→ LISTED ENTRIES
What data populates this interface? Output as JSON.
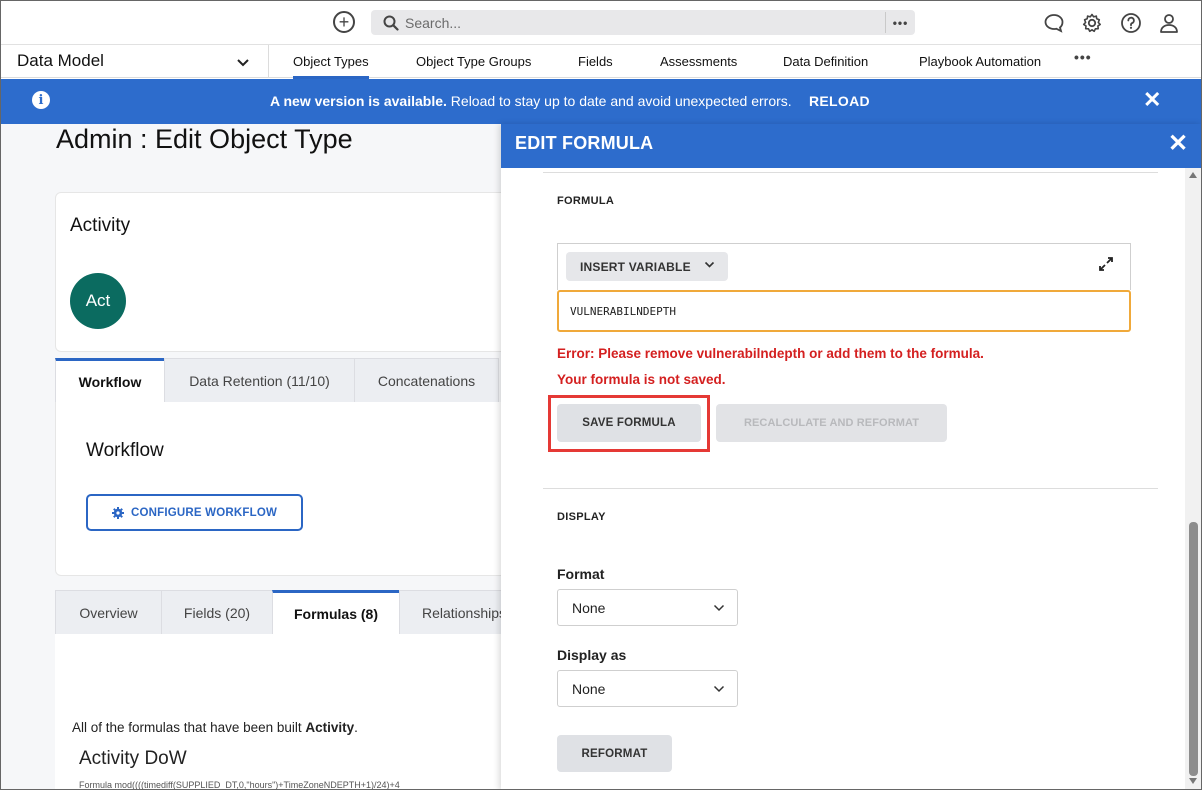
{
  "topbar": {
    "search_placeholder": "Search...",
    "icons": [
      "add-circle-icon",
      "search-icon",
      "more-icon",
      "chat-icon",
      "gear-icon",
      "help-icon",
      "user-icon"
    ]
  },
  "nav": {
    "model": "Data Model",
    "tabs": [
      {
        "label": "Object Types",
        "active": true
      },
      {
        "label": "Object Type Groups"
      },
      {
        "label": "Fields"
      },
      {
        "label": "Assessments"
      },
      {
        "label": "Data Definition"
      },
      {
        "label": "Playbook Automation"
      }
    ],
    "more": "•••"
  },
  "banner": {
    "bold": "A new version is available.",
    "text": " Reload to stay up to date and avoid unexpected errors.",
    "action": "RELOAD",
    "color": "#2d6ccc"
  },
  "page": {
    "title": "Admin : Edit Object Type",
    "card_title": "Activity",
    "avatar": "Act",
    "workflow_tabs": [
      "Workflow",
      "Data Retention (11/10)",
      "Concatenations"
    ],
    "workflow_title": "Workflow",
    "configure_label": "CONFIGURE WORKFLOW",
    "bottom_tabs": [
      "Overview",
      "Fields (20)",
      "Formulas (8)",
      "Relationships"
    ],
    "formulas_desc_prefix": "All of the formulas that have been built ",
    "formulas_desc_bold": "Activity",
    "formulas_desc_suffix": ".",
    "formula_name": "Activity DoW",
    "formula_snippet": "Formula mod((((timediff(SUPPLIED_DT,0,\"hours\")+TimeZoneNDEPTH+1)/24)+4"
  },
  "panel": {
    "title": "EDIT FORMULA",
    "formula_section": "FORMULA",
    "insert_variable": "INSERT VARIABLE",
    "formula_value": "VULNERABILNDEPTH",
    "error_1": "Error: Please remove vulnerabilndepth or add them to the formula.",
    "error_2": "Your formula is not saved.",
    "save_label": "SAVE FORMULA",
    "recalc_label": "RECALCULATE AND REFORMAT",
    "display_section": "DISPLAY",
    "format_label": "Format",
    "format_value": "None",
    "display_as_label": "Display as",
    "display_as_value": "None",
    "reformat_label": "REFORMAT",
    "error_color": "#d42020",
    "highlight_color": "#e53935"
  }
}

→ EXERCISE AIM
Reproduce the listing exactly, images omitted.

→ WRITTEN RESPONSE
What data populates this interface? Output as JSON.
{
  "topbar": {
    "search_placeholder": "Search...",
    "icons": [
      "add-circle-icon",
      "search-icon",
      "more-icon",
      "chat-icon",
      "gear-icon",
      "help-icon",
      "user-icon"
    ]
  },
  "nav": {
    "model": "Data Model",
    "tabs": [
      {
        "label": "Object Types",
        "active": true
      },
      {
        "label": "Object Type Groups"
      },
      {
        "label": "Fields"
      },
      {
        "label": "Assessments"
      },
      {
        "label": "Data Definition"
      },
      {
        "label": "Playbook Automation"
      }
    ],
    "more": "•••"
  },
  "banner": {
    "bold": "A new version is available.",
    "text": " Reload to stay up to date and avoid unexpected errors.",
    "action": "RELOAD",
    "color": "#2d6ccc"
  },
  "page": {
    "title": "Admin : Edit Object Type",
    "card_title": "Activity",
    "avatar": "Act",
    "workflow_tabs": [
      "Workflow",
      "Data Retention (11/10)",
      "Concatenations"
    ],
    "workflow_title": "Workflow",
    "configure_label": "CONFIGURE WORKFLOW",
    "bottom_tabs": [
      "Overview",
      "Fields (20)",
      "Formulas (8)",
      "Relationships"
    ],
    "formulas_desc_prefix": "All of the formulas that have been built ",
    "formulas_desc_bold": "Activity",
    "formulas_desc_suffix": ".",
    "formula_name": "Activity DoW",
    "formula_snippet": "Formula mod((((timediff(SUPPLIED_DT,0,\"hours\")+TimeZoneNDEPTH+1)/24)+4"
  },
  "panel": {
    "title": "EDIT FORMULA",
    "formula_section": "FORMULA",
    "insert_variable": "INSERT VARIABLE",
    "formula_value": "VULNERABILNDEPTH",
    "error_1": "Error: Please remove vulnerabilndepth or add them to the formula.",
    "error_2": "Your formula is not saved.",
    "save_label": "SAVE FORMULA",
    "recalc_label": "RECALCULATE AND REFORMAT",
    "display_section": "DISPLAY",
    "format_label": "Format",
    "format_value": "None",
    "display_as_label": "Display as",
    "display_as_value": "None",
    "reformat_label": "REFORMAT",
    "error_color": "#d42020",
    "highlight_color": "#e53935"
  }
}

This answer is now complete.